Citation: Wronska MK, Kolańczyk A and Nijstad BA (2018) Engaging in Creativity Broadens Attentional Scope. Front. Psychol. 9:1772. doi: 10.3389/fpsyg.2018.01772
Received: 28 March 2018; Accepted: 03 September 2018;
Published: 21 September 2018.
Edited by:Amory H. Danek, Universität Heidelberg, Germany
Reviewed by:Jasmin M. Kizilirmak, University of Hildesheim, Germany
Valerio Santangelo, University of Perugia, Italy
Gillian Hill, University of Buckingham, United Kingdom
Copyright © 2018 Wronska, Kolańczyk and Nijstad. This is an open-access article distributed under the terms of the Creative Commons Attribution License (CC BY). The use, distribution or reproduction in other forums is permitted, provided the original author(s) and the copyright owner(s) are credited and that the original publication in this journal is cited, in accordance with accepted academic practice.
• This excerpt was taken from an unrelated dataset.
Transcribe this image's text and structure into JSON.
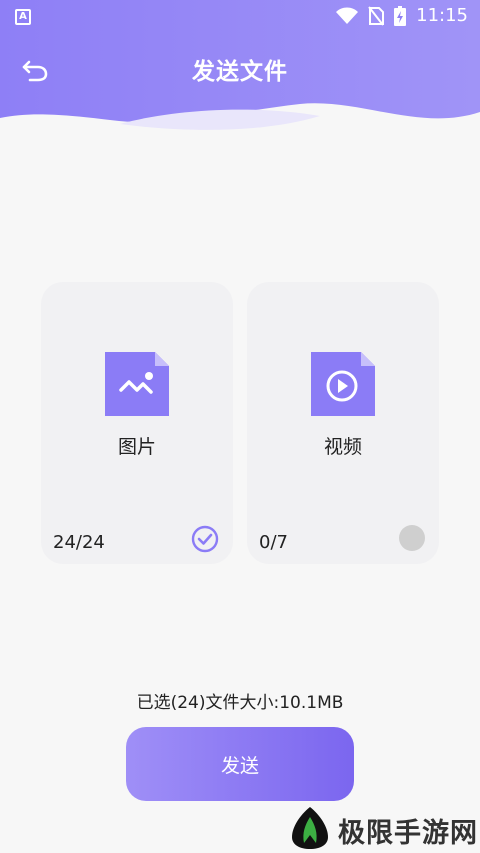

No use, distribution or reproduction is permitted which does not comply with these terms.
*Correspondence: Marta K. Wronska, firstname.lastname@example.org